Given that Jack had severe receptive aphasia, if I had started by using Talking Mats to identify specific problems (using a top scale of ‘managing’ and ‘not managing’) as part of the goal setting process, it is highly likely that Jack would have found this too abstract and difficult to engage in. By using the more concrete topic of leisure (with a top scale of ‘like’/’dislike’), Jack was able to reflect on his life since his stroke and tell me how he felt about his restricted physical abilities. I was also able to build up a picture of him as a person and we had fun at the same time.

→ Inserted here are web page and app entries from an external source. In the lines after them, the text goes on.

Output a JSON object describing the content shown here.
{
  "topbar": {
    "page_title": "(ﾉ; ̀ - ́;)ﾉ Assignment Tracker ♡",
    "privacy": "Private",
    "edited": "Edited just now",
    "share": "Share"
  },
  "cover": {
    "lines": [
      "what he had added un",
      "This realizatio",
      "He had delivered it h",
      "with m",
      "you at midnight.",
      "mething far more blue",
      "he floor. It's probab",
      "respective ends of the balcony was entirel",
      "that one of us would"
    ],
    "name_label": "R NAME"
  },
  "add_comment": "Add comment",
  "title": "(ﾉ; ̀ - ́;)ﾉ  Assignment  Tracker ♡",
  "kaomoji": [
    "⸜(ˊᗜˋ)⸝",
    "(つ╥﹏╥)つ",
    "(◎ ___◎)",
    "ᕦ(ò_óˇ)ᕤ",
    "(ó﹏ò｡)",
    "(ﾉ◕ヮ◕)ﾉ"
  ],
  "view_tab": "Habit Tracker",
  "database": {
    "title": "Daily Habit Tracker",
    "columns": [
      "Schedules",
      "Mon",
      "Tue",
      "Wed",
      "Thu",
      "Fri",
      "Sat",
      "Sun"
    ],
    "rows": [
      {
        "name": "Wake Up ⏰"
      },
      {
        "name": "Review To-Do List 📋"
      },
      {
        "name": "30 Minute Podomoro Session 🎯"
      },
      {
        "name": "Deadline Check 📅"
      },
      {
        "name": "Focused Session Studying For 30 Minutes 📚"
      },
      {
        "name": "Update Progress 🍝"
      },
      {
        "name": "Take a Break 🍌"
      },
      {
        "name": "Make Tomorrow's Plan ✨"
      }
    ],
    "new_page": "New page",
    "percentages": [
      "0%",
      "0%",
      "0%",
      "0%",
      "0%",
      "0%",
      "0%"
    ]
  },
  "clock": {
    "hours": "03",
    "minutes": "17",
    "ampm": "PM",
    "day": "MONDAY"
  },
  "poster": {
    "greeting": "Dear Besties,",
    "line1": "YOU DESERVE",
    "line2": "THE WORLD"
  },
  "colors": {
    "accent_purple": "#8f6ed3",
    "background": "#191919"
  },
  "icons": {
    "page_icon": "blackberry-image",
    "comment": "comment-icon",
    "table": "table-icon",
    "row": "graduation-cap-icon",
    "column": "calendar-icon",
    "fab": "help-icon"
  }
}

When using the Health and well-being resource, think about the person you are working with in relation to the ideas and concepts that they can cope with. Exploring leisure activities is a great way to start as it means you can establish rapport by finding out what matters to them.

Have a look at this Blog to see how other people have used a topic such as leisure to build social closeness.


What’s in the Health and Well-being resource?


The Health and Well-being resource is based on the WHO International Classification of Functioning, Disability and Health (ICF) which is a framework which covers almost every aspect of daily life and can be applied over different cultures (WHO 2001).


Use of the WHO ICF helps professionals to think holistically about the people they are working with. We have produced four sets of symbols, based on WHO ICF, to help people express their views about different aspects of their lives. These cover 13 topics:


You can use the symbols in different ways, depending on the cognitive abilities of the person you are working with. For example, if you are working with someone who can understand abstract concepts, you could start with the 13 main health and well-being symbols. Your top scale might be ‘managing’ and ‘not managing’. Here is an example of a mat completed by Duncan who had a stroke which affected his ability to communicate through speech:

Duncan mat 1

Using these symbols as a starting point, Duncan could tell us that his main concerns related to worries about his health, expressive communication and work. From here, we did ‘sub mats’ to help Duncan identify the specific areas he wanted to work on/explore.

Here is the mat Duncan completed in relation to his health:

duncan mat 2

Having done this mat with Duncan, it became clear that he was worried about various aspects of his health, particularly the risk of having another stroke. The wider team were able to give him and his wife information about stroke prevention. Other mats were also completed, exploring expressive communication, work and education and higher level communication (which is included in the ‘learning and thinking’ topic, and covers written communication as well as memory and concentration). Using the Health and Well-being symbols, we were able to work with Duncan to help him identify the main issues that he wanted to work on and then work towards more specific rehabilitation goals. Duncan had copies of all the mats he had completed and found it useful to refer to them over the months. This helped everybody stay on track in relation to his goals and he was also able to track his progress over time.

Have a look at our Health and Well-being resource on our website. It is available both as an original Talking Mat with a physical mat and symbol cards or as a  digital version  as part of The Talking Mats pro subscription